Exercise brief: Those lines of the following listing which contain the string "this" should be returned.

Dataset records:
____________________

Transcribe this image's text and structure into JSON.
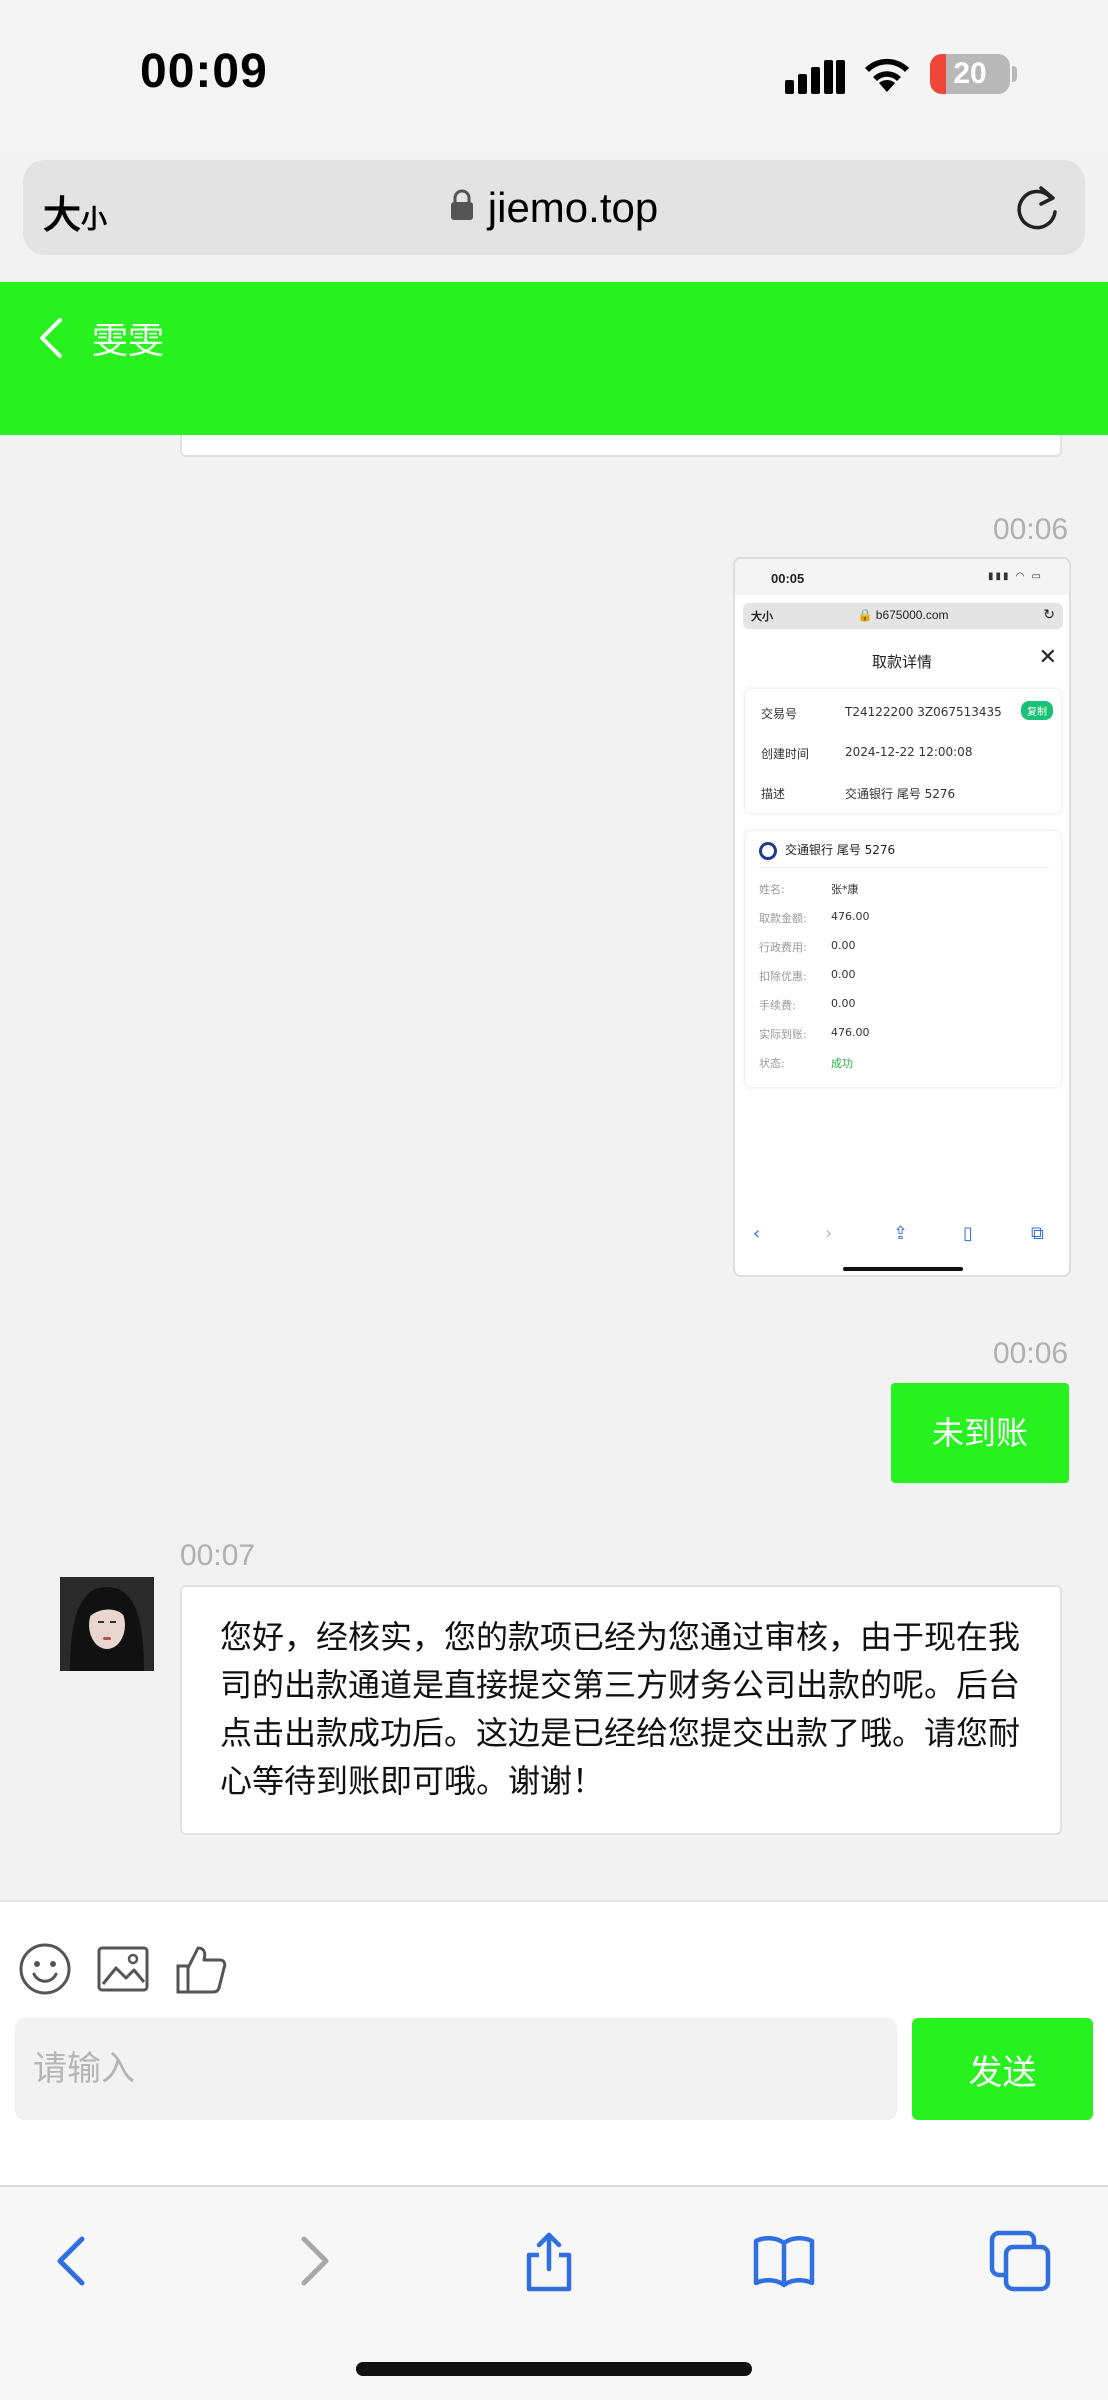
{
  "status_bar": {
    "time": "00:09",
    "battery_level": "20",
    "battery_color": "#f04637"
  },
  "browser": {
    "text_size_large": "大",
    "text_size_small": "小",
    "url": "jiemo.top"
  },
  "chat": {
    "header_color": "#27f11f",
    "title": "雯雯",
    "messages": [
      {
        "time": "00:06",
        "type": "image",
        "from": "me"
      },
      {
        "time": "00:06",
        "type": "text",
        "from": "me",
        "text": "未到账"
      },
      {
        "time": "00:07",
        "type": "text",
        "from": "them",
        "text": "您好，经核实，您的款项已经为您通过审核，由于现在我司的出款通道是直接提交第三方财务公司出款的呢。后台点击出款成功后。这边是已经给您提交出款了哦。请您耐心等待到账即可哦。谢谢！"
      }
    ]
  },
  "embedded_screenshot": {
    "time": "00:05",
    "url": "b675000.com",
    "text_size": "大小",
    "title": "取款详情",
    "copy_label": "复制",
    "details": [
      {
        "label": "交易号",
        "value": "T24122200 3Z067513435"
      },
      {
        "label": "创建时间",
        "value": "2024-12-22 12:00:08"
      },
      {
        "label": "描述",
        "value": "交通银行 尾号 5276"
      }
    ],
    "bank_name": "交通银行 尾号 5276",
    "rows": [
      {
        "label": "姓名:",
        "value": "张*康"
      },
      {
        "label": "取款金额:",
        "value": "476.00"
      },
      {
        "label": "行政费用:",
        "value": "0.00"
      },
      {
        "label": "扣除优惠:",
        "value": "0.00"
      },
      {
        "label": "手续费:",
        "value": "0.00"
      },
      {
        "label": "实际到账:",
        "value": "476.00"
      },
      {
        "label": "状态:",
        "value": "成功"
      }
    ]
  },
  "composer": {
    "placeholder": "请输入",
    "send_label": "发送",
    "icons": [
      "emoji-icon",
      "image-icon",
      "thumbs-up-icon"
    ]
  },
  "safari_toolbar": {
    "icons": [
      "back-icon",
      "forward-icon",
      "share-icon",
      "bookmarks-icon",
      "tabs-icon"
    ],
    "accent": "#2f6fe0"
  }
}
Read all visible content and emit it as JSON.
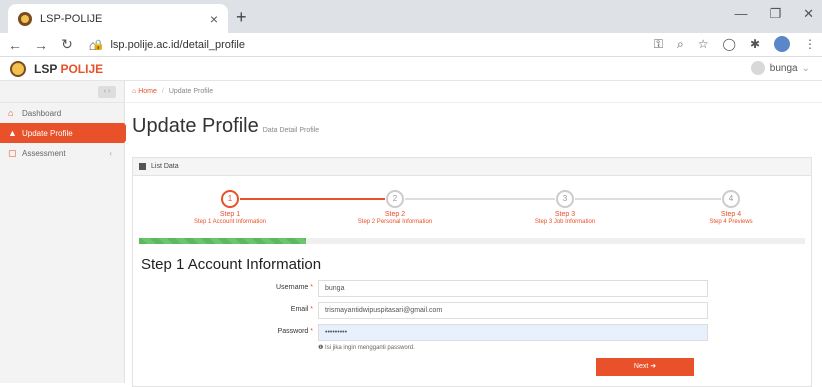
{
  "browser": {
    "tab_title": "LSP-POLIJE",
    "tab_close": "×",
    "new_tab": "+",
    "url": "lsp.polije.ac.id/detail_profile",
    "win_min": "—",
    "win_max": "❐",
    "win_close": "✕"
  },
  "app": {
    "logo_prefix": "LSP",
    "logo_suffix": "POLIJE",
    "user_name": "bunga"
  },
  "sidebar": {
    "toggle": "‹ ›",
    "items": [
      {
        "label": "Dashboard",
        "icon": "home-icon",
        "glyph": "⌂"
      },
      {
        "label": "Update Profile",
        "icon": "user-icon",
        "glyph": "▲"
      },
      {
        "label": "Assessment",
        "icon": "file-icon",
        "glyph": "▢",
        "chevron": "‹"
      }
    ]
  },
  "breadcrumb": {
    "home": "Home",
    "separator": "/",
    "current": "Update Profile"
  },
  "page": {
    "title": "Update Profile",
    "subtitle": "Data Detail Profile"
  },
  "panel": {
    "title": "List Data"
  },
  "steps": [
    {
      "num": "1",
      "label": "Step 1",
      "sub": "Step 1 Account Information",
      "active": true
    },
    {
      "num": "2",
      "label": "Step 2",
      "sub": "Step 2 Personal Information",
      "active": false
    },
    {
      "num": "3",
      "label": "Step 3",
      "sub": "Step 3 Job Information",
      "active": false
    },
    {
      "num": "4",
      "label": "Step 4",
      "sub": "Step 4 Previews",
      "active": false
    }
  ],
  "progress": {
    "fraction": 0.25
  },
  "form": {
    "title": "Step 1 Account Information",
    "username_label": "Username",
    "username_value": "bunga",
    "email_label": "Email",
    "email_value": "trismayantidwipuspitasari@gmail.com",
    "password_label": "Password",
    "password_value": "•••••••••",
    "required_mark": "*",
    "hint": "❶ Isi jika ingin mengganti password.",
    "next_label": "Next ➜"
  },
  "colors": {
    "accent": "#e8512a",
    "progress": "#5cb85c"
  }
}
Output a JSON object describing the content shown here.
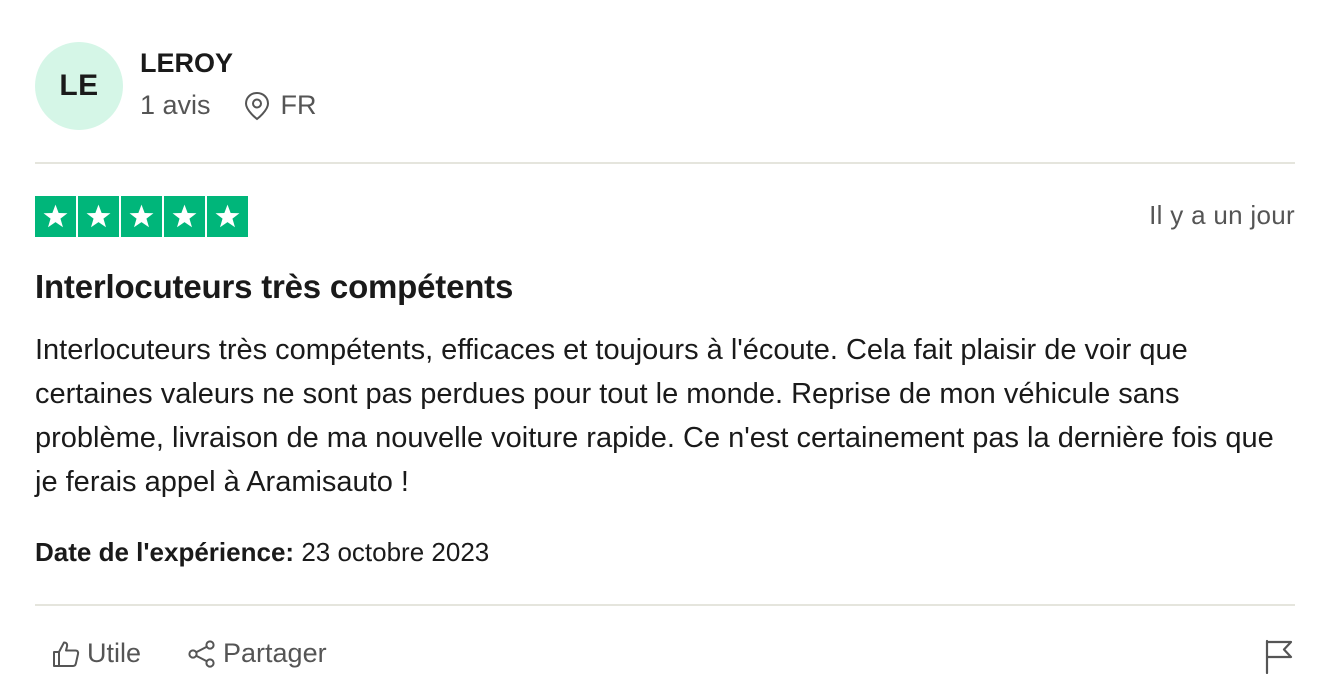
{
  "consumer": {
    "initials": "LE",
    "name": "LEROY",
    "review_count": "1 avis",
    "country": "FR",
    "avatar_color": "#d5f6e7"
  },
  "review": {
    "rating": 5,
    "rating_color": "#00b67a",
    "date": "Il y a un jour",
    "title": "Interlocuteurs très compétents",
    "body": "Interlocuteurs très compétents, efficaces et toujours à l'écoute. Cela fait plaisir de voir que certaines valeurs ne sont pas perdues pour tout le monde. Reprise de mon véhicule sans problème, livraison de ma nouvelle voiture rapide. Ce n'est certainement pas la dernière fois que je ferais appel à Aramisauto !",
    "experience_label": "Date de l'expérience:",
    "experience_date": "23 octobre 2023"
  },
  "actions": {
    "useful_label": "Utile",
    "share_label": "Partager",
    "useful_icon": "thumbs-up-icon",
    "share_icon": "share-icon",
    "report_icon": "flag-icon",
    "location_icon": "location-pin-icon",
    "star_icon": "star-icon"
  }
}
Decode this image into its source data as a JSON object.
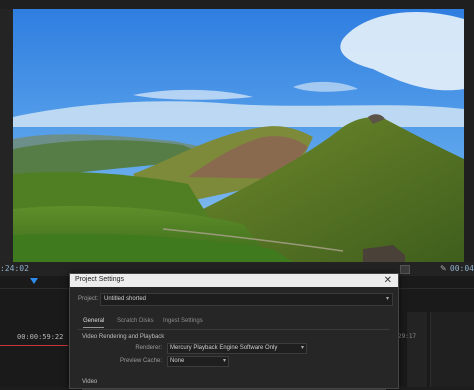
{
  "timecodes": {
    "left": ":24:02",
    "right": "00:04",
    "timeline_current": "00:00:59:22",
    "timeline_right": "29:17"
  },
  "dialog": {
    "title": "Project Settings",
    "close_glyph": "✕",
    "project_label": "Project:",
    "project_value": "Untitled shorted",
    "tabs": [
      {
        "label": "General",
        "active": true
      },
      {
        "label": "Scratch Disks",
        "active": false
      },
      {
        "label": "Ingest Settings",
        "active": false
      }
    ],
    "sections": {
      "video_rendering": "Video Rendering and Playback",
      "video": "Video"
    },
    "fields": {
      "renderer_label": "Renderer:",
      "renderer_value": "Mercury Playback Engine Software Only",
      "preview_cache_label": "Preview Cache:",
      "preview_cache_value": "None"
    }
  },
  "icons": {
    "wrench": "wrench-icon",
    "dropdown": "chevron-down-icon",
    "close": "close-icon",
    "playhead": "playhead-icon"
  },
  "colors": {
    "accent": "#2d8ceb",
    "playhead_line": "#c8363a",
    "timecode": "#8fb0cc"
  }
}
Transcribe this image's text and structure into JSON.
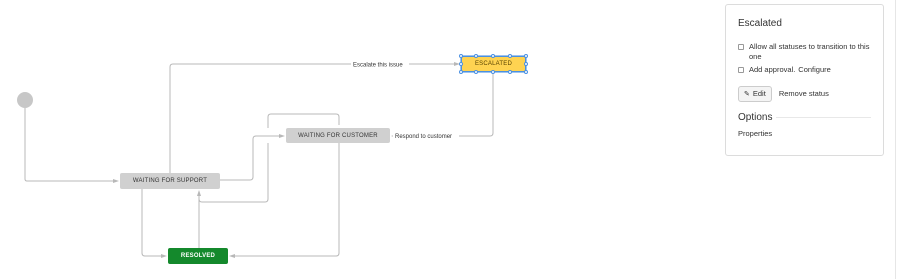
{
  "diagram": {
    "statuses": {
      "waiting_for_support": "WAITING FOR SUPPORT",
      "waiting_for_customer": "WAITING FOR CUSTOMER",
      "resolved": "RESOLVED",
      "escalated": "ESCALATED"
    },
    "transitions": {
      "escalate": "Escalate this issue",
      "respond": "Respond to customer"
    },
    "colors": {
      "status_gray": "#d0d0d0",
      "resolved_green": "#14892c",
      "escalated_yellow": "#ffd351",
      "selection_blue": "#4a90e2",
      "connector_gray": "#b8b8b8"
    }
  },
  "panel": {
    "title": "Escalated",
    "allow_all_label": "Allow all statuses to transition to this one",
    "allow_all_checked": false,
    "add_approval_label": "Add approval.",
    "configure_label": "Configure",
    "add_approval_checked": false,
    "edit_label": "Edit",
    "edit_icon": "pencil-icon",
    "remove_label": "Remove status",
    "options_heading": "Options",
    "properties_label": "Properties"
  }
}
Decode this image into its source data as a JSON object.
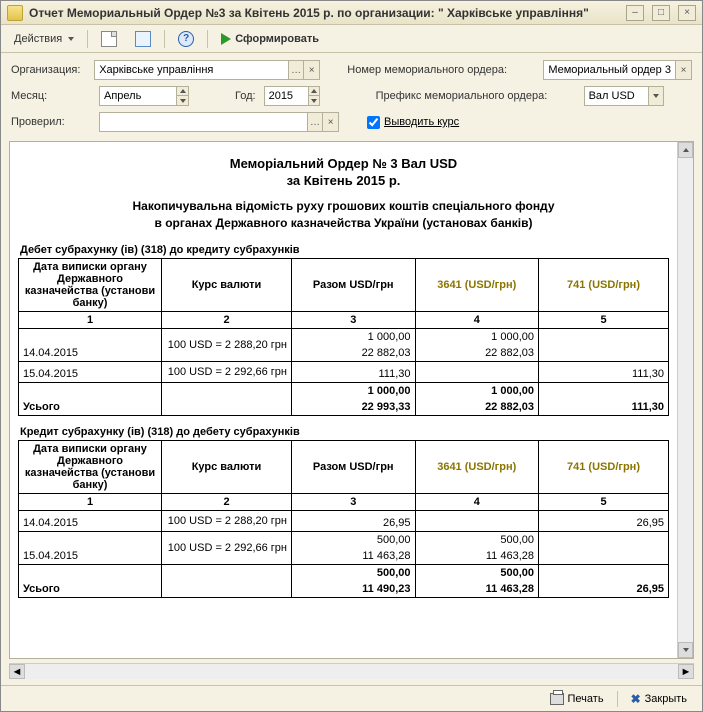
{
  "window": {
    "title": "Отчет Мемориальный Ордер №3 за Квітень 2015 р. по организации: \" Харківське управління\""
  },
  "toolbar": {
    "actions_label": "Действия",
    "generate_label": "Сформировать"
  },
  "form": {
    "org_label": "Организация:",
    "org_value": "Харківське управління",
    "month_label": "Месяц:",
    "month_value": "Апрель",
    "year_label": "Год:",
    "year_value": "2015",
    "verified_label": "Проверил:",
    "verified_value": "",
    "memo_num_label": "Номер мемориального ордера:",
    "memo_num_value": "Мемориальный ордер 3 ...",
    "prefix_label": "Префикс мемориального ордера:",
    "prefix_value": "Вал USD",
    "output_rate_label": "Выводить курс"
  },
  "report": {
    "title": "Меморіальний Ордер № 3 Вал USD",
    "subtitle": "за Квітень 2015 р.",
    "desc1": "Накопичувальна відомість руху грошових коштів спеціального фонду",
    "desc2": "в органах Державного казначейства України (установах банків)",
    "section_debit": "Дебет субрахунку (ів) (318) до кредиту субрахунків",
    "section_credit": "Кредит субрахунку (ів) (318) до дебету субрахунків",
    "headers": {
      "date": "Дата виписки органу Державного казначейства (установи банку)",
      "rate": "Курс валюти",
      "total": "Разом USD/грн",
      "c3641": "3641  (USD/грн)",
      "c741": "741  (USD/грн)",
      "n1": "1",
      "n2": "2",
      "n3": "3",
      "n4": "4",
      "n5": "5"
    },
    "total_label": "Усього",
    "debit_rows": [
      {
        "date": "14.04.2015",
        "rate": "100 USD = 2 288,20 грн",
        "r_usd": "1 000,00",
        "r_uah": "22 882,03",
        "c3641_usd": "1 000,00",
        "c3641_uah": "22 882,03",
        "c741_usd": "",
        "c741_uah": ""
      },
      {
        "date": "15.04.2015",
        "rate": "100 USD = 2 292,66 грн",
        "r_usd": "",
        "r_uah": "111,30",
        "c3641_usd": "",
        "c3641_uah": "",
        "c741_usd": "",
        "c741_uah": "111,30"
      }
    ],
    "debit_total": {
      "r_usd": "1 000,00",
      "r_uah": "22 993,33",
      "c3641_usd": "1 000,00",
      "c3641_uah": "22 882,03",
      "c741_usd": "",
      "c741_uah": "111,30"
    },
    "credit_rows": [
      {
        "date": "14.04.2015",
        "rate": "100 USD = 2 288,20 грн",
        "r_usd": "",
        "r_uah": "26,95",
        "c3641_usd": "",
        "c3641_uah": "",
        "c741_usd": "",
        "c741_uah": "26,95"
      },
      {
        "date": "15.04.2015",
        "rate": "100 USD = 2 292,66 грн",
        "r_usd": "500,00",
        "r_uah": "11 463,28",
        "c3641_usd": "500,00",
        "c3641_uah": "11 463,28",
        "c741_usd": "",
        "c741_uah": ""
      }
    ],
    "credit_total": {
      "r_usd": "500,00",
      "r_uah": "11 490,23",
      "c3641_usd": "500,00",
      "c3641_uah": "11 463,28",
      "c741_usd": "",
      "c741_uah": "26,95"
    }
  },
  "statusbar": {
    "print_label": "Печать",
    "close_label": "Закрыть"
  }
}
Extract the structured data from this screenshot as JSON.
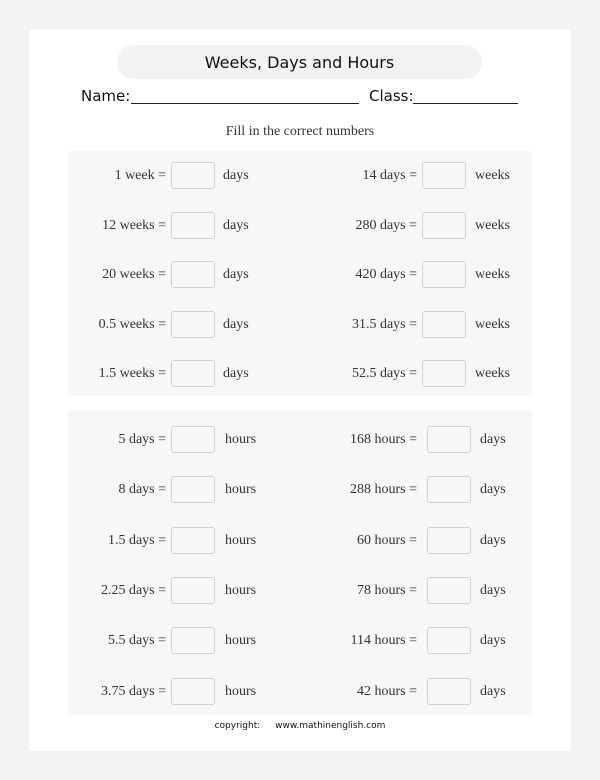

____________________

Answer area:
Transcribe this image's text and structure into JSON.
Decode this image into its source data as a JSON object.
Transcribe this image's text and structure into JSON.
      "escalate": "Escalate this issue",
    "allow_all_label": "Allow all statuses to transition to this one",
Decode this image into its source data as a JSON object.
Extract the structured data from this screenshot as JSON.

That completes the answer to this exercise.